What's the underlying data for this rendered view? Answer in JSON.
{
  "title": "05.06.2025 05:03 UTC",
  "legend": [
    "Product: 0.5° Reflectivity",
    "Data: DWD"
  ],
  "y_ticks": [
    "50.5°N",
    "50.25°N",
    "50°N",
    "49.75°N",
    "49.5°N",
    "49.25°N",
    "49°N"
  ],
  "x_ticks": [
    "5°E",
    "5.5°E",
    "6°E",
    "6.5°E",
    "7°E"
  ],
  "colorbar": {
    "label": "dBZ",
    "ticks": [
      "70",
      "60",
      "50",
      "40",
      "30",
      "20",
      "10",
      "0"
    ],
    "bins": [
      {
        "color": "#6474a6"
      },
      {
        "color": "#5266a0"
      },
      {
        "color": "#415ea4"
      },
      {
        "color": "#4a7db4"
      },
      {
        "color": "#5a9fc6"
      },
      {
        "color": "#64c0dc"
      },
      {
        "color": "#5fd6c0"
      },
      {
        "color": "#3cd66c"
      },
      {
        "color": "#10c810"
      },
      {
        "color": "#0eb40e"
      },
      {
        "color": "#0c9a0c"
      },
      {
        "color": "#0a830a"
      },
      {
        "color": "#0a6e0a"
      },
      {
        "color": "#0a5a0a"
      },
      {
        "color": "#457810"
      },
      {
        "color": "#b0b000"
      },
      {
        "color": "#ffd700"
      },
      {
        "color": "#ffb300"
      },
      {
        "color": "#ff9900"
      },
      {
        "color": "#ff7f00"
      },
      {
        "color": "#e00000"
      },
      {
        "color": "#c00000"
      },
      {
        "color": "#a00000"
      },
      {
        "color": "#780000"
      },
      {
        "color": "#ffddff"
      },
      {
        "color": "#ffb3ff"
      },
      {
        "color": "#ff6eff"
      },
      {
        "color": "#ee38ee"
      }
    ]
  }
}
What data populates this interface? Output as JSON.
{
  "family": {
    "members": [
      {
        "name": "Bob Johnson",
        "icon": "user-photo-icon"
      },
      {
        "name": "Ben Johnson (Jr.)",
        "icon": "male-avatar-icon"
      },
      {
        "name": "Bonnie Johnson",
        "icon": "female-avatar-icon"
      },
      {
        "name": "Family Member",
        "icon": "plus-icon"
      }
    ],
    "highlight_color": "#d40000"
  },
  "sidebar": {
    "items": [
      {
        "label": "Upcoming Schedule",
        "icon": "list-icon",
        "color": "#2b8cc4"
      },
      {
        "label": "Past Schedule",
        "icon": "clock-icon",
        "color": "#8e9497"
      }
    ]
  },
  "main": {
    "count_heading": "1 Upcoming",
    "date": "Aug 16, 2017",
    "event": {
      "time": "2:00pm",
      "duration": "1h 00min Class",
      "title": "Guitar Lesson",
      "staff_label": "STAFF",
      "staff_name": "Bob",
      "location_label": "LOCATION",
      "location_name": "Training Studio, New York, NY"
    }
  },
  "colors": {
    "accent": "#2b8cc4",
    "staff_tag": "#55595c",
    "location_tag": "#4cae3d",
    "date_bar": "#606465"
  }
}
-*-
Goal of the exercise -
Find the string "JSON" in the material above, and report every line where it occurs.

Result for this task -
What's the underlying data for this rendered view? Answer in JSON.
What data populates this interface? Output as JSON.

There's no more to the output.